* _Goal of the exercise_: From the entries below, pull out each line where "selected" appears.

(Data provided Opens)

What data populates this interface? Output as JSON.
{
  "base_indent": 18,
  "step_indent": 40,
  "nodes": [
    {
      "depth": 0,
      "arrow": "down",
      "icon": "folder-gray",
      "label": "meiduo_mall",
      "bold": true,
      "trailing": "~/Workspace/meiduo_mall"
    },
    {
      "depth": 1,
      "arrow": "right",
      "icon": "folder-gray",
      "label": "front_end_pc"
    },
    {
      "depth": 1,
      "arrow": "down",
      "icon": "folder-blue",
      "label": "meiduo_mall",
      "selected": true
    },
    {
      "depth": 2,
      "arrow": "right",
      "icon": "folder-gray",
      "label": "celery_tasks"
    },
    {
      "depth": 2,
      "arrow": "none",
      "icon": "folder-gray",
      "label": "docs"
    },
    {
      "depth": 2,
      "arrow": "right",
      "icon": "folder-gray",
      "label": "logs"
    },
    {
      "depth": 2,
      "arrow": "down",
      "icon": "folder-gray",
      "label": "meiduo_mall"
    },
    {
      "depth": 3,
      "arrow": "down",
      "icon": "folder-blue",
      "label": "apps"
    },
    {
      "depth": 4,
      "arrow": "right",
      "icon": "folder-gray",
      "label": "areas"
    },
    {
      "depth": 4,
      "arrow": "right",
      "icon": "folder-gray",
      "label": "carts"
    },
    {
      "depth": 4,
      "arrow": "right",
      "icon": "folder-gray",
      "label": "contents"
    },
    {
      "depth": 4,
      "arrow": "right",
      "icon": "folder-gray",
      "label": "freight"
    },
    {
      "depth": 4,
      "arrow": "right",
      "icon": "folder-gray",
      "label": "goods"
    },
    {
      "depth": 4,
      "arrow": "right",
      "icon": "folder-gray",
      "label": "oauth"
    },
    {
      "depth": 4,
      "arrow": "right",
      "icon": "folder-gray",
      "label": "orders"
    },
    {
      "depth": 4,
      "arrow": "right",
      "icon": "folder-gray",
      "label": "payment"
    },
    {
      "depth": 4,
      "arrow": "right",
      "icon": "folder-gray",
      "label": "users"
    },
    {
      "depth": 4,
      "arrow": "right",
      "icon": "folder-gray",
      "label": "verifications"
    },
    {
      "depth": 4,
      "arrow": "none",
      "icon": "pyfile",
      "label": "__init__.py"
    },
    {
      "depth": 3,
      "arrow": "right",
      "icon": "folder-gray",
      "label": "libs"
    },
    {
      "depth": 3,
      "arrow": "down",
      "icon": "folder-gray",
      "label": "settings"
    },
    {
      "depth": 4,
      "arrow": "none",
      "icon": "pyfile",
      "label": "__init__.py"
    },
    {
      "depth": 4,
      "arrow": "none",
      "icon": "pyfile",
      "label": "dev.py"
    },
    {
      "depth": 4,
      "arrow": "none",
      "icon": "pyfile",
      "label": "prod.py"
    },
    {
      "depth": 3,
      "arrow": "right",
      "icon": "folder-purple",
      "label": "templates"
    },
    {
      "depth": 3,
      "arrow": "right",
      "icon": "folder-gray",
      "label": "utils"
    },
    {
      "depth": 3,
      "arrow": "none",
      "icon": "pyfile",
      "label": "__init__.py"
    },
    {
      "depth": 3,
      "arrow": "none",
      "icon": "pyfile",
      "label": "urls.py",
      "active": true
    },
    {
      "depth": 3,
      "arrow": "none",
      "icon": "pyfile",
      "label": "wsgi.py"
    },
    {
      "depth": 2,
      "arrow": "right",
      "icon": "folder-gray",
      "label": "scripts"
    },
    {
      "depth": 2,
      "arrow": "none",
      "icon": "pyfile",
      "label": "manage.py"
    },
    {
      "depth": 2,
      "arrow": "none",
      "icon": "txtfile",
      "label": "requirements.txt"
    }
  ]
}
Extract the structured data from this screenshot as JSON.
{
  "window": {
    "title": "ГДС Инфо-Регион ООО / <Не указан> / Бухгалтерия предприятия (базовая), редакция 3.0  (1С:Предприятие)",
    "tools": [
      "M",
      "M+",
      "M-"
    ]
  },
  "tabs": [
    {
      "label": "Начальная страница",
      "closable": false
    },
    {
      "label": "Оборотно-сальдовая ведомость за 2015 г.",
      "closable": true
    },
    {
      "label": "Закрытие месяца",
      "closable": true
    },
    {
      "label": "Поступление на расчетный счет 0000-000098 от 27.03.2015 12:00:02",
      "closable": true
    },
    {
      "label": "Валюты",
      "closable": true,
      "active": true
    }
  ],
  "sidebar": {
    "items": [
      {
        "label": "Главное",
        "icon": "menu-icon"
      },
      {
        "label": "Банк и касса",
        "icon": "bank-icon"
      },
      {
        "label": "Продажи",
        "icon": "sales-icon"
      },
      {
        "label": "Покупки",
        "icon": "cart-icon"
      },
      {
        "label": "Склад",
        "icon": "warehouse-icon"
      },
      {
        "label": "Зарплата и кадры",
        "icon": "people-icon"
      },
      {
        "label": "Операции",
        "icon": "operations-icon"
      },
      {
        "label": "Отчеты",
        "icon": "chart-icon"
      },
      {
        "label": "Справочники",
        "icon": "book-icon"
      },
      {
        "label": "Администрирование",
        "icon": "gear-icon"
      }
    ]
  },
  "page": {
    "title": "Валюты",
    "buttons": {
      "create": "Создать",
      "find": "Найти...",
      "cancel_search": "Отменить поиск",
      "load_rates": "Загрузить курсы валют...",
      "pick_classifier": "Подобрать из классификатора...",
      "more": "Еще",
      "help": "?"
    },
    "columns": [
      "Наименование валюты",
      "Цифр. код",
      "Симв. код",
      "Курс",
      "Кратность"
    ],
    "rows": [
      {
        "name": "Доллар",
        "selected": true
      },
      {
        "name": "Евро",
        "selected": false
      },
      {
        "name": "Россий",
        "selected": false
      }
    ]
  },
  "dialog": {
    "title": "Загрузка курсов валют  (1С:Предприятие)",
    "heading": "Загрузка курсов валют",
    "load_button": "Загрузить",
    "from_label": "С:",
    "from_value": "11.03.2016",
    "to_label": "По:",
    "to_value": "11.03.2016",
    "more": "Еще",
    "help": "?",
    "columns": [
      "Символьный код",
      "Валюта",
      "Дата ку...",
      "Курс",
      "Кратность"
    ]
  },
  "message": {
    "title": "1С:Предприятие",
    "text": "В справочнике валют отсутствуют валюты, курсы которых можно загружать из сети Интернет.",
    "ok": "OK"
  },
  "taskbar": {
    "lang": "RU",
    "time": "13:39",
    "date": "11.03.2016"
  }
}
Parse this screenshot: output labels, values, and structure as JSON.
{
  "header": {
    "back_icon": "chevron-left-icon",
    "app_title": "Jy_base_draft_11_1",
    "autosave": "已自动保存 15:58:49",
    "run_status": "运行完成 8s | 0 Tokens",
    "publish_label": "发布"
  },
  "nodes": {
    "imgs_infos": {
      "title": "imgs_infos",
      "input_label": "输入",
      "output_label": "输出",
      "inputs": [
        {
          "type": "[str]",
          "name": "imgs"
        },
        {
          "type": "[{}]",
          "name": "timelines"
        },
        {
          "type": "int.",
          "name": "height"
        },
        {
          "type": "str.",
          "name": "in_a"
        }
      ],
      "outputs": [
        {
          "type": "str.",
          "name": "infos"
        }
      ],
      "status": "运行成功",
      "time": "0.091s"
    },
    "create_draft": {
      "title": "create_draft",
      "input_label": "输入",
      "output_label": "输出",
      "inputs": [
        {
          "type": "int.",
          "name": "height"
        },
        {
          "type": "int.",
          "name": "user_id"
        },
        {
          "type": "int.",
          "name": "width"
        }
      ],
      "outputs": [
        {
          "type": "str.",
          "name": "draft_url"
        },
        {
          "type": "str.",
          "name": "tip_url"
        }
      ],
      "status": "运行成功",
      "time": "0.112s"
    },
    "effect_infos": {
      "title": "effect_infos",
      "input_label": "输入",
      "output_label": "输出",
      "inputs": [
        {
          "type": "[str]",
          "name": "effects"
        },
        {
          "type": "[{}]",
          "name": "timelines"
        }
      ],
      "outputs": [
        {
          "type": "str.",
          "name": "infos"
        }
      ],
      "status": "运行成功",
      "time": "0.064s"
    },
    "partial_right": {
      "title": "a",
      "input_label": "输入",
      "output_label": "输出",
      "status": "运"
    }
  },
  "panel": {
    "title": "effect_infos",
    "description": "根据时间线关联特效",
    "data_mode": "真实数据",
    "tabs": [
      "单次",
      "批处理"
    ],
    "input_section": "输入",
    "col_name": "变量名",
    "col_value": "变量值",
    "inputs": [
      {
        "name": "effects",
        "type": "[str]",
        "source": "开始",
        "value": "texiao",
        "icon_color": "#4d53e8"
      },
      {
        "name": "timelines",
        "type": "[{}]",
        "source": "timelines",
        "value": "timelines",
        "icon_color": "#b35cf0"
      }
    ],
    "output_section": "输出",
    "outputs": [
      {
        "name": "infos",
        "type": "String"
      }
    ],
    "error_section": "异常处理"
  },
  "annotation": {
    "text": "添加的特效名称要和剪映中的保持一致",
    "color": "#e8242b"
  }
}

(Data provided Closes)

* _Your response_:
      "selected": true
        "selected": true
        "selected": false
        "selected": false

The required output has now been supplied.